Return, from the material below, each line in which the word "title" is present.

==============================

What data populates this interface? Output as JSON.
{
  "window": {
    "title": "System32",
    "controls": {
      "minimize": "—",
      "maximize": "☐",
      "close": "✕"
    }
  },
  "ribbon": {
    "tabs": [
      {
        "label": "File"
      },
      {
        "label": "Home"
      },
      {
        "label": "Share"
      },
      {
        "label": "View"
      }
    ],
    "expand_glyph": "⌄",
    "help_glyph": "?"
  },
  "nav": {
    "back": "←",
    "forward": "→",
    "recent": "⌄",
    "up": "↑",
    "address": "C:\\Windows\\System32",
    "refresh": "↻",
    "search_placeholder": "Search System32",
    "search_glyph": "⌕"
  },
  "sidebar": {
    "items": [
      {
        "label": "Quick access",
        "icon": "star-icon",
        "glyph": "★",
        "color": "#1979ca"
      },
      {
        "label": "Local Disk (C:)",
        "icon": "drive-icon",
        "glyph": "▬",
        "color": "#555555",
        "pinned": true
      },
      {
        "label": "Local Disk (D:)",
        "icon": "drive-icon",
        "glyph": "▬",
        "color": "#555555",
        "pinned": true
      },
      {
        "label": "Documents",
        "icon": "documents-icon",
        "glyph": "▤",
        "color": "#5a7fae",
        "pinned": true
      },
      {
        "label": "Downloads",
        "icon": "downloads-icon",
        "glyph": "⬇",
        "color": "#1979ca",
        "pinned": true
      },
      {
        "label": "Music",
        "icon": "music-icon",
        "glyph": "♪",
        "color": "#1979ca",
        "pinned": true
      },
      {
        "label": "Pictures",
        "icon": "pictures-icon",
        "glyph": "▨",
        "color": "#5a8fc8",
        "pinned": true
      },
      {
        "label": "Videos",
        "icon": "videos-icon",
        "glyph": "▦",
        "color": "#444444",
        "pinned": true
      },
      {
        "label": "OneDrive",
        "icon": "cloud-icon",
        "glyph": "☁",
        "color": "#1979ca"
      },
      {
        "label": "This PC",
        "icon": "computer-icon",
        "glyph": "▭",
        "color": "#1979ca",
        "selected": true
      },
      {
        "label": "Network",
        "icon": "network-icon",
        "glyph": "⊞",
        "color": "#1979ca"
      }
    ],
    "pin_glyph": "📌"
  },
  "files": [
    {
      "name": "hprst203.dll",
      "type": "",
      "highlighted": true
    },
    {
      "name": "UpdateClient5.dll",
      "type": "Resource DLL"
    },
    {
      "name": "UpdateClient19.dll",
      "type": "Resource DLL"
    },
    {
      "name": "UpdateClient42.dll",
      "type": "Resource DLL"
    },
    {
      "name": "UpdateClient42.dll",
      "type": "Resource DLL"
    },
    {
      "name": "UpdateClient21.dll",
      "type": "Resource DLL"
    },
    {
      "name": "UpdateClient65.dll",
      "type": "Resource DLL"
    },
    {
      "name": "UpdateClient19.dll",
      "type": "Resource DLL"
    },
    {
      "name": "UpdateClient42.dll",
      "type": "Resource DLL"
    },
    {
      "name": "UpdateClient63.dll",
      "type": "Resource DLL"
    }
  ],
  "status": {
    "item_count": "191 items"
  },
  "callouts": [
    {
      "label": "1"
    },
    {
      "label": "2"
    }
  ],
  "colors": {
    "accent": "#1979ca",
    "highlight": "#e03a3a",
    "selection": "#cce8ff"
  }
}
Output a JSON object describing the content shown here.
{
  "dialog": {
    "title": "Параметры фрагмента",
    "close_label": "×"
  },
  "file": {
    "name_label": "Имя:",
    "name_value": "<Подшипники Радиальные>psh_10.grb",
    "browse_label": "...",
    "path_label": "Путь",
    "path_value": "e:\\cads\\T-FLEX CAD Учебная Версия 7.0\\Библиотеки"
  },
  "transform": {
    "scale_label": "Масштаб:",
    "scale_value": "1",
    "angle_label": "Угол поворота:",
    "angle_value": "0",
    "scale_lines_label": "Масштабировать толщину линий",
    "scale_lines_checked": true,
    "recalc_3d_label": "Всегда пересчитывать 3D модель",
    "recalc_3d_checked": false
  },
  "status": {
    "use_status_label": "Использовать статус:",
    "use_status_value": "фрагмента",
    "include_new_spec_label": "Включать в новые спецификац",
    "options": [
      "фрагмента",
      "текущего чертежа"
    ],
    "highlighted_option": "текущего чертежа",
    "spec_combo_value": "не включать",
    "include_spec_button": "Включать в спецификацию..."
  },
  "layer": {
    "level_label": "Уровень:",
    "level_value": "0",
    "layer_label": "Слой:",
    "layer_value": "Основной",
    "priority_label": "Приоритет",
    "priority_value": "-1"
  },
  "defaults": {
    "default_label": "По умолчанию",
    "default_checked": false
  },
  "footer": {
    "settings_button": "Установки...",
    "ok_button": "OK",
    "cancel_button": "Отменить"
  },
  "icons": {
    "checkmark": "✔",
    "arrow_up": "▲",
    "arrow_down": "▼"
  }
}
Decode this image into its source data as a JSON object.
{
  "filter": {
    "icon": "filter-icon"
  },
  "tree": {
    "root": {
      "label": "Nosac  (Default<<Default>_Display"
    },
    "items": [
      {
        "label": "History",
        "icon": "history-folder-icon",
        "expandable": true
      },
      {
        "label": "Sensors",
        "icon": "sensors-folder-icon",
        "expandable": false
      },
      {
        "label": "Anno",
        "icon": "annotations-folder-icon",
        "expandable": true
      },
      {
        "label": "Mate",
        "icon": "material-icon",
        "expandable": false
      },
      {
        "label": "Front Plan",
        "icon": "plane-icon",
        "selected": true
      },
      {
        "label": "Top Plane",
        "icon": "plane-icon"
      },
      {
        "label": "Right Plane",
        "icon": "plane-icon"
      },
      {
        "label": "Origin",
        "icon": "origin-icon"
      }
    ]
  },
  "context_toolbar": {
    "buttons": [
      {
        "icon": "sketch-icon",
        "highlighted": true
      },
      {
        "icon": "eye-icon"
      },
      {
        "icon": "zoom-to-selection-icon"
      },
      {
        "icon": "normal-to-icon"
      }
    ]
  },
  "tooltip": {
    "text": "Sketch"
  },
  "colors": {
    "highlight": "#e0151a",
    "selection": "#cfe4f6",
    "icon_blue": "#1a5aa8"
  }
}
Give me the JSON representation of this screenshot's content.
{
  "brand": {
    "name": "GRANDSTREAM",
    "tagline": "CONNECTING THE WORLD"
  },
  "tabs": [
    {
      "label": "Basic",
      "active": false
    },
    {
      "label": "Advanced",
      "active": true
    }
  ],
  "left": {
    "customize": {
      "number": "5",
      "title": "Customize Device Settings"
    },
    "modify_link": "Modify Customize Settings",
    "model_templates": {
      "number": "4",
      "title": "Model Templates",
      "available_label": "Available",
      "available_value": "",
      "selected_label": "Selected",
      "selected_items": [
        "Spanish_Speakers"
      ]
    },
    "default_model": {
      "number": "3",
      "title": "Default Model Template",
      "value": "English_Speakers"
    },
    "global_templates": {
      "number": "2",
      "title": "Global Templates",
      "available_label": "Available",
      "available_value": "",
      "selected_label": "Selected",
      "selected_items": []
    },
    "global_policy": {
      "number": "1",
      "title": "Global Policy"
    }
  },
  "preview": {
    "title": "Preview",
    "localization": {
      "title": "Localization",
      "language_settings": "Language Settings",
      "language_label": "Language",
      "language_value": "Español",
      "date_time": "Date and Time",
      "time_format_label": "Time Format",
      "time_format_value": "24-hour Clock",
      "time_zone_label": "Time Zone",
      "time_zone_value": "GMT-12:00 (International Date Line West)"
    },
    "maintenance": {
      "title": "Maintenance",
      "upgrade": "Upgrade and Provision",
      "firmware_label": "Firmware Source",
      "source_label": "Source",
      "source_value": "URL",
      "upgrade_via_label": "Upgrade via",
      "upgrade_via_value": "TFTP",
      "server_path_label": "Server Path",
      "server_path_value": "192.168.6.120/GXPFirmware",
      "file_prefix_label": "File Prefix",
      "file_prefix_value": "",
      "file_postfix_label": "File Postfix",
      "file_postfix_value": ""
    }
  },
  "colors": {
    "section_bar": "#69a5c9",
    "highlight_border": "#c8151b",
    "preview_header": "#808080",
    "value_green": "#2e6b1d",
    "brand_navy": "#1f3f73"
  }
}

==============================

● Exercise result
    "title": "System32",
    "title": "Параметры фрагмента",
      "title": "Customize Device Settings"
      "title": "Model Templates",
      "title": "Default Model Template",
      "title": "Global Templates",
      "title": "Global Policy"
    "title": "Preview",
      "title": "Localization",
      "title": "Maintenance",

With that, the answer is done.